* _PROBLEM STATEMENT_
All lines from the entries below that contain the string "directory" should be copied out.

* _EXTRACTED INFORMATION_
'''

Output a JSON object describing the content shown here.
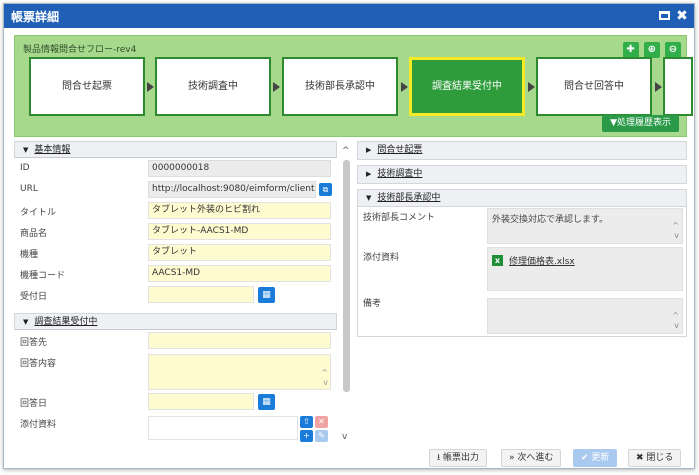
{
  "window": {
    "title": "帳票詳細",
    "maximize_icon": "maximize-icon",
    "close_glyph": "✖"
  },
  "flow": {
    "name": "製品情報問合せフロー-rev4",
    "tools": [
      {
        "name": "move-icon",
        "glyph": "✚"
      },
      {
        "name": "zoom-in-icon",
        "glyph": "⊕"
      },
      {
        "name": "zoom-out-icon",
        "glyph": "⊖"
      }
    ],
    "steps": [
      "問合せ起票",
      "技術調査中",
      "技術部長承認中",
      "調査結果受付中",
      "問合せ回答中"
    ],
    "active_step": "調査結果受付中",
    "history_button": "▼処理履歴表示"
  },
  "basic": {
    "header": "基本情報",
    "fields": {
      "id": {
        "label": "ID",
        "value": "0000000018"
      },
      "url": {
        "label": "URL",
        "value": "http://localhost:9080/eimform/client"
      },
      "title": {
        "label": "タイトル",
        "value": "タブレット外装のヒビ割れ"
      },
      "product": {
        "label": "商品名",
        "value": "タブレット-AACS1-MD"
      },
      "model": {
        "label": "機種",
        "value": "タブレット"
      },
      "model_code": {
        "label": "機種コード",
        "value": "AACS1-MD"
      },
      "received_date": {
        "label": "受付日",
        "value": ""
      }
    }
  },
  "survey": {
    "header": "調査結果受付中",
    "fields": {
      "recipient": {
        "label": "回答先",
        "value": ""
      },
      "content": {
        "label": "回答内容",
        "value": ""
      },
      "answer_date": {
        "label": "回答日",
        "value": ""
      },
      "attachments": {
        "label": "添付資料"
      }
    }
  },
  "right": {
    "sections": [
      {
        "header": "問合せ起票"
      },
      {
        "header": "技術調査中"
      }
    ],
    "approval": {
      "header": "技術部長承認中",
      "comment_label": "技術部長コメント",
      "comment": "外装交換対応で承認します。",
      "attach_label": "添付資料",
      "attach_file": "修理価格表.xlsx",
      "remarks_label": "備考",
      "remarks": ""
    }
  },
  "footer": {
    "print": "帳票出力",
    "next": "次へ進む",
    "update": "更新",
    "close": "閉じる"
  },
  "colors": {
    "titlebar": "#1f5fb6",
    "flow_bg": "#a6d98c",
    "active_step": "#2e9c3a",
    "active_border": "#f6ea25",
    "input_bg": "#fffbd0"
  }
}
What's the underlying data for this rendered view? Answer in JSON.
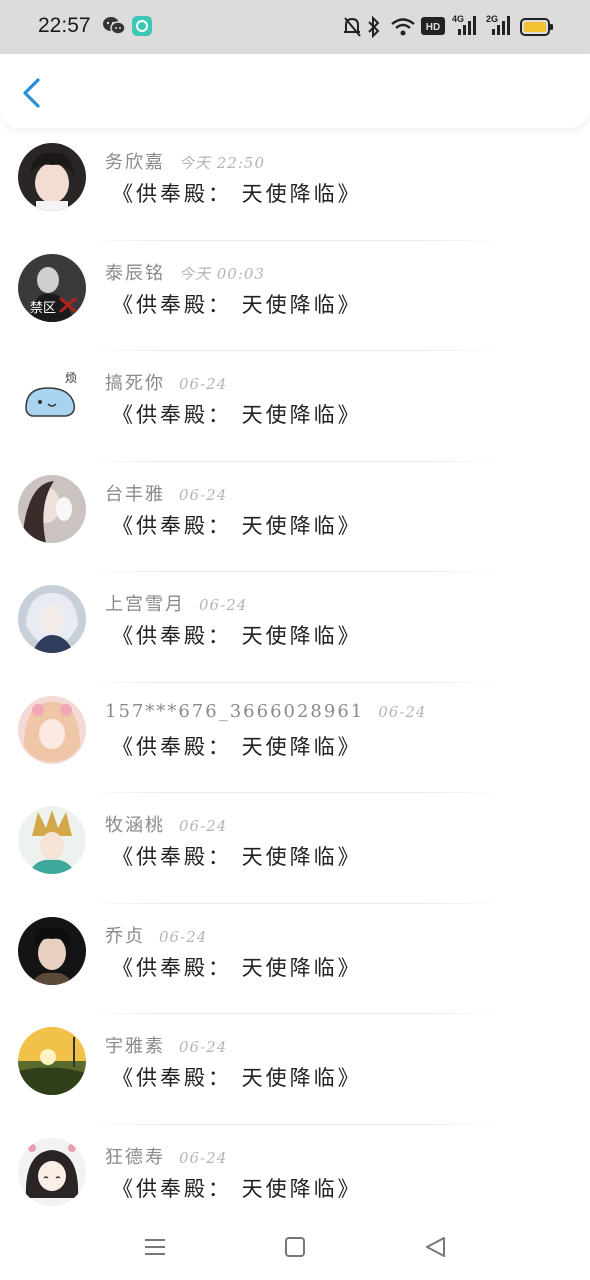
{
  "status_bar": {
    "time": "22:57",
    "icons": [
      "wechat-icon",
      "app-notification-icon",
      "mute-icon",
      "bluetooth-icon",
      "wifi-icon",
      "hd-icon",
      "signal-4g-icon",
      "signal-2g-icon",
      "battery-icon"
    ],
    "net1": "4G",
    "net2": "2G",
    "hd": "HD"
  },
  "header": {
    "back_icon": "chevron-left-icon",
    "accent": "#2a8fd8"
  },
  "messages": [
    {
      "name": "务欣嘉",
      "time": "今天 22:50",
      "text": "《供奉殿： 天使降临》"
    },
    {
      "name": "泰辰铭",
      "time": "今天 00:03",
      "text": "《供奉殿： 天使降临》",
      "avatar_label": "禁区"
    },
    {
      "name": "搞死你",
      "time": "06-24",
      "text": "《供奉殿： 天使降临》",
      "avatar_label": "烦"
    },
    {
      "name": "台丰雅",
      "time": "06-24",
      "text": "《供奉殿： 天使降临》"
    },
    {
      "name": "上宫雪月",
      "time": "06-24",
      "text": "《供奉殿： 天使降临》"
    },
    {
      "name": "157***676_3666028961",
      "time": "06-24",
      "text": "《供奉殿： 天使降临》"
    },
    {
      "name": "牧涵桃",
      "time": "06-24",
      "text": "《供奉殿： 天使降临》"
    },
    {
      "name": "乔贞",
      "time": "06-24",
      "text": "《供奉殿： 天使降临》"
    },
    {
      "name": "宇雅素",
      "time": "06-24",
      "text": "《供奉殿： 天使降临》"
    },
    {
      "name": "狂德寿",
      "time": "06-24",
      "text": "《供奉殿： 天使降临》"
    }
  ],
  "nav_bar": {
    "icons": [
      "menu-icon",
      "home-square-icon",
      "back-triangle-icon"
    ]
  }
}
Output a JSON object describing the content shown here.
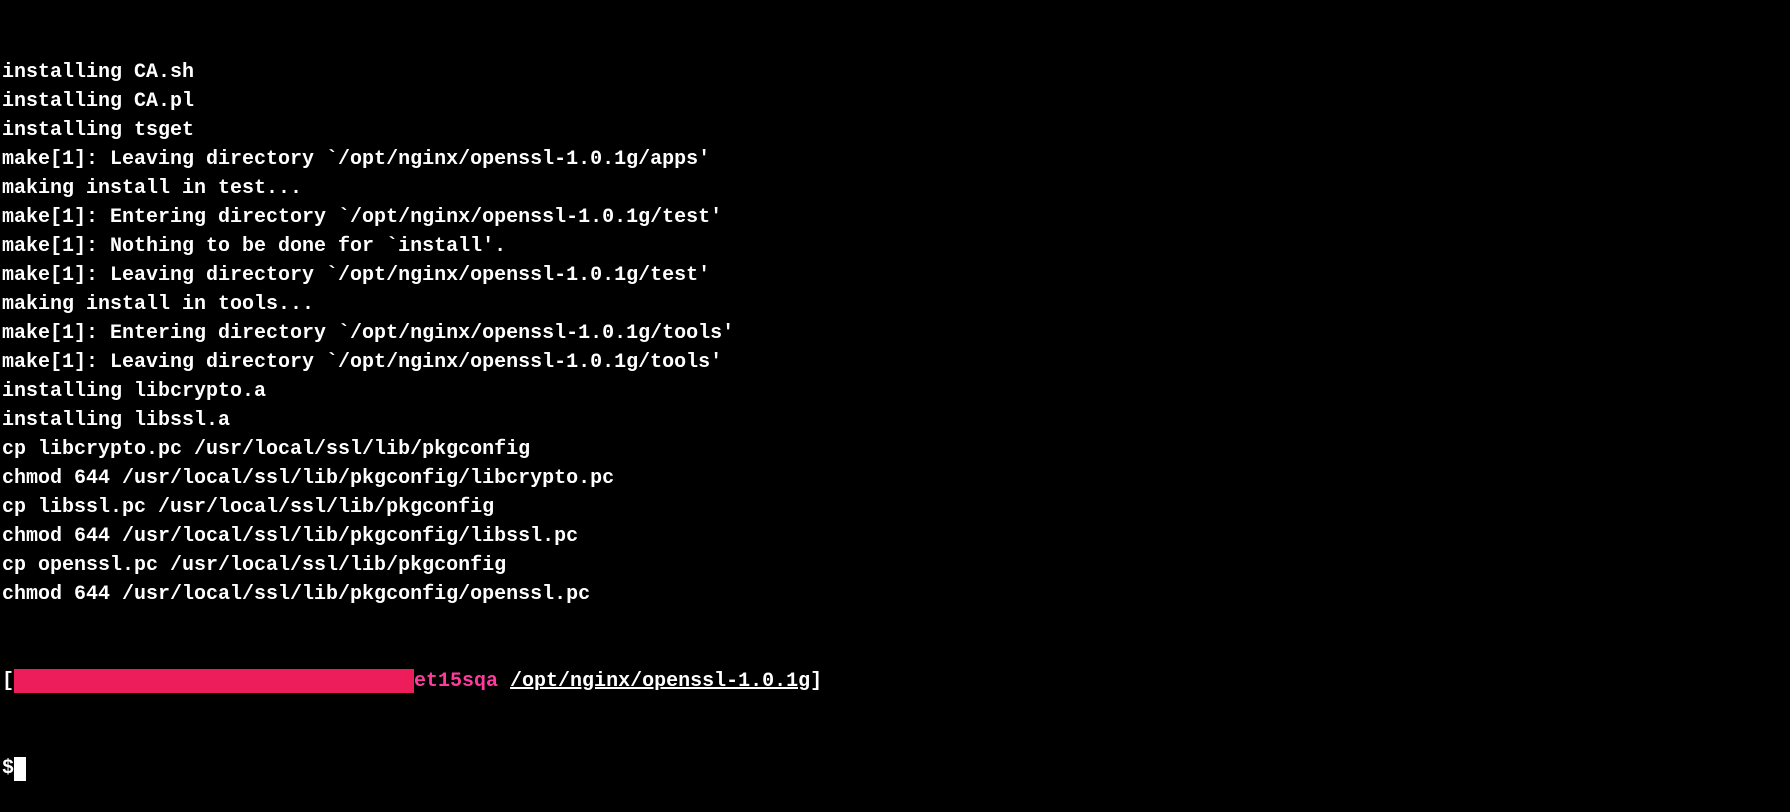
{
  "output_lines": [
    "installing CA.sh",
    "installing CA.pl",
    "installing tsget",
    "make[1]: Leaving directory `/opt/nginx/openssl-1.0.1g/apps'",
    "making install in test...",
    "make[1]: Entering directory `/opt/nginx/openssl-1.0.1g/test'",
    "make[1]: Nothing to be done for `install'.",
    "make[1]: Leaving directory `/opt/nginx/openssl-1.0.1g/test'",
    "making install in tools...",
    "make[1]: Entering directory `/opt/nginx/openssl-1.0.1g/tools'",
    "make[1]: Leaving directory `/opt/nginx/openssl-1.0.1g/tools'",
    "installing libcrypto.a",
    "installing libssl.a",
    "cp libcrypto.pc /usr/local/ssl/lib/pkgconfig",
    "chmod 644 /usr/local/ssl/lib/pkgconfig/libcrypto.pc",
    "cp libssl.pc /usr/local/ssl/lib/pkgconfig",
    "chmod 644 /usr/local/ssl/lib/pkgconfig/libssl.pc",
    "cp openssl.pc /usr/local/ssl/lib/pkgconfig",
    "chmod 644 /usr/local/ssl/lib/pkgconfig/openssl.pc",
    ""
  ],
  "prompt": {
    "open_bracket": "[",
    "host_suffix": "et15sqa",
    "cwd": "/opt/nginx/openssl-1.0.1g",
    "close_bracket": "]",
    "symbol": "$"
  }
}
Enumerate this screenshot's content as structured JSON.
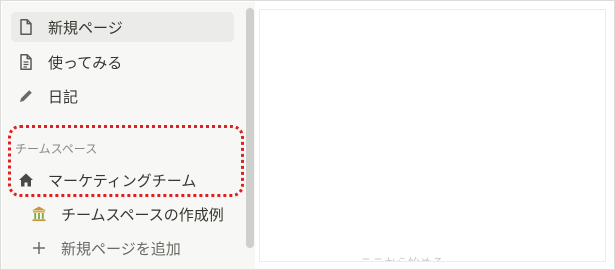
{
  "sidebar": {
    "items": [
      {
        "label": "新規ページ",
        "icon": "page-icon"
      },
      {
        "label": "使ってみる",
        "icon": "document-icon"
      },
      {
        "label": "日記",
        "icon": "pencil-icon"
      }
    ],
    "section": {
      "title": "チームスペース",
      "items": [
        {
          "label": "マーケティングチーム",
          "icon": "home-icon"
        },
        {
          "label": "チームスペースの作成例",
          "icon": "temple-icon"
        },
        {
          "label": "新規ページを追加",
          "icon": "plus-icon"
        }
      ]
    }
  },
  "main": {
    "hint": "ここから始める"
  },
  "colors": {
    "highlight": "#e02020",
    "sidebar_bg": "#f7f7f5",
    "text": "#37352f"
  }
}
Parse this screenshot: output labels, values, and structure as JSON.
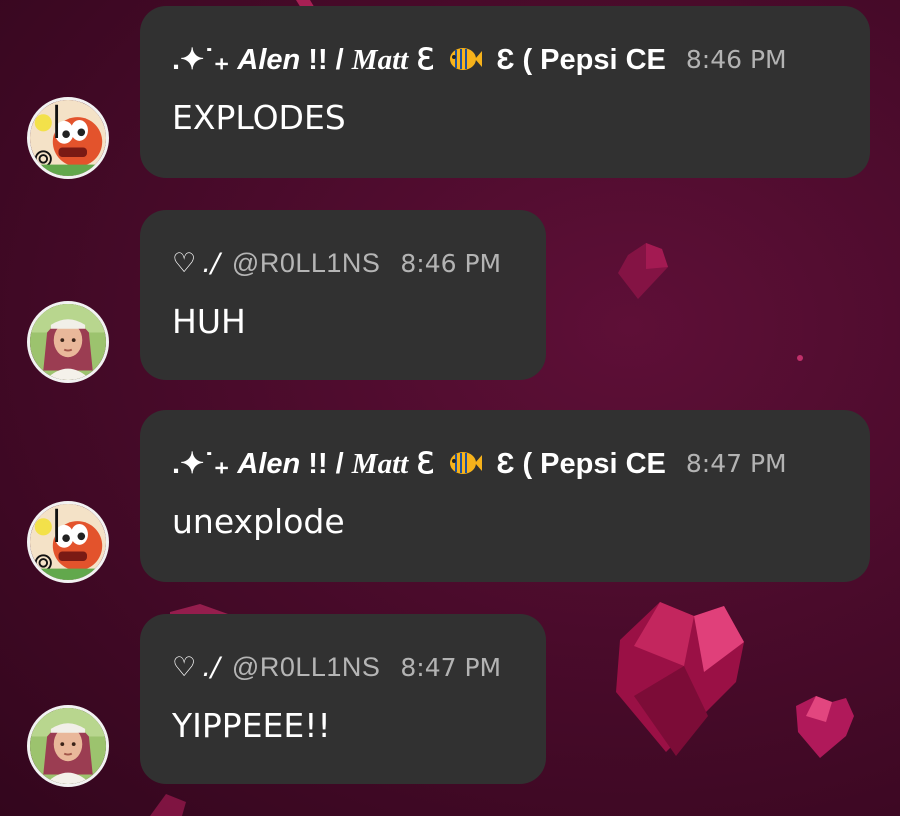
{
  "messages": [
    {
      "author_style": "alen",
      "name_prefix": ".✦˙₊",
      "name_main": "Alen",
      "name_mid": "!! /",
      "name_matt": "Matt",
      "name_mid2": "ℇ",
      "name_tail": "Ɛ ( Pepsi CE",
      "time": "8:46 PM",
      "text": "EXPLODES"
    },
    {
      "author_style": "rollins",
      "heart": "♡",
      "slash": "./",
      "username": "@R0LL1NS",
      "time": "8:46 PM",
      "text": "HUH"
    },
    {
      "author_style": "alen",
      "name_prefix": ".✦˙₊",
      "name_main": "Alen",
      "name_mid": "!! /",
      "name_matt": "Matt",
      "name_mid2": "ℇ",
      "name_tail": "Ɛ ( Pepsi CE",
      "time": "8:47 PM",
      "text": "unexplode"
    },
    {
      "author_style": "rollins",
      "heart": "♡",
      "slash": "./",
      "username": "@R0LL1NS",
      "time": "8:47 PM",
      "text": "YIPPEEE!!"
    }
  ],
  "colors": {
    "bubble": "#313131",
    "background": "#4a0b2b",
    "heart_accent": "#d4185a",
    "timestamp": "#b3b3b3"
  },
  "icons": {
    "fish": "tropical-fish-emoji",
    "hearts": "polygon-heart-decoration"
  }
}
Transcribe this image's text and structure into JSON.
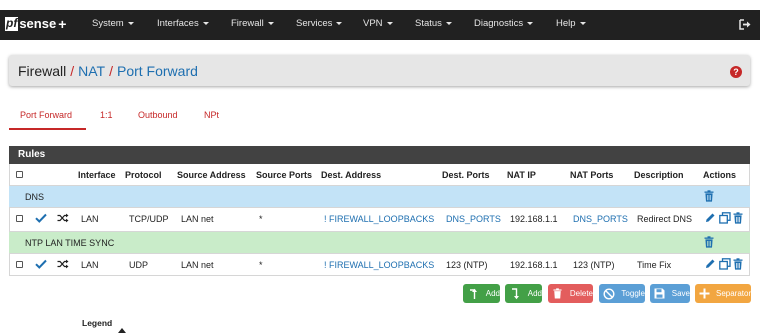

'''

* _FINISHED TASK_
    "make[1]: Leaving directory `/opt/nginx/openssl-1.0.1g/apps'",
    "make[1]: Entering directory `/opt/nginx/openssl-1.0.1g/test'",
    "make[1]: Leaving directory `/opt/nginx/openssl-1.0.1g/test'",
    "make[1]: Entering directory `/opt/nginx/openssl-1.0.1g/tools'",
    "make[1]: Leaving directory `/opt/nginx/openssl-1.0.1g/tools'",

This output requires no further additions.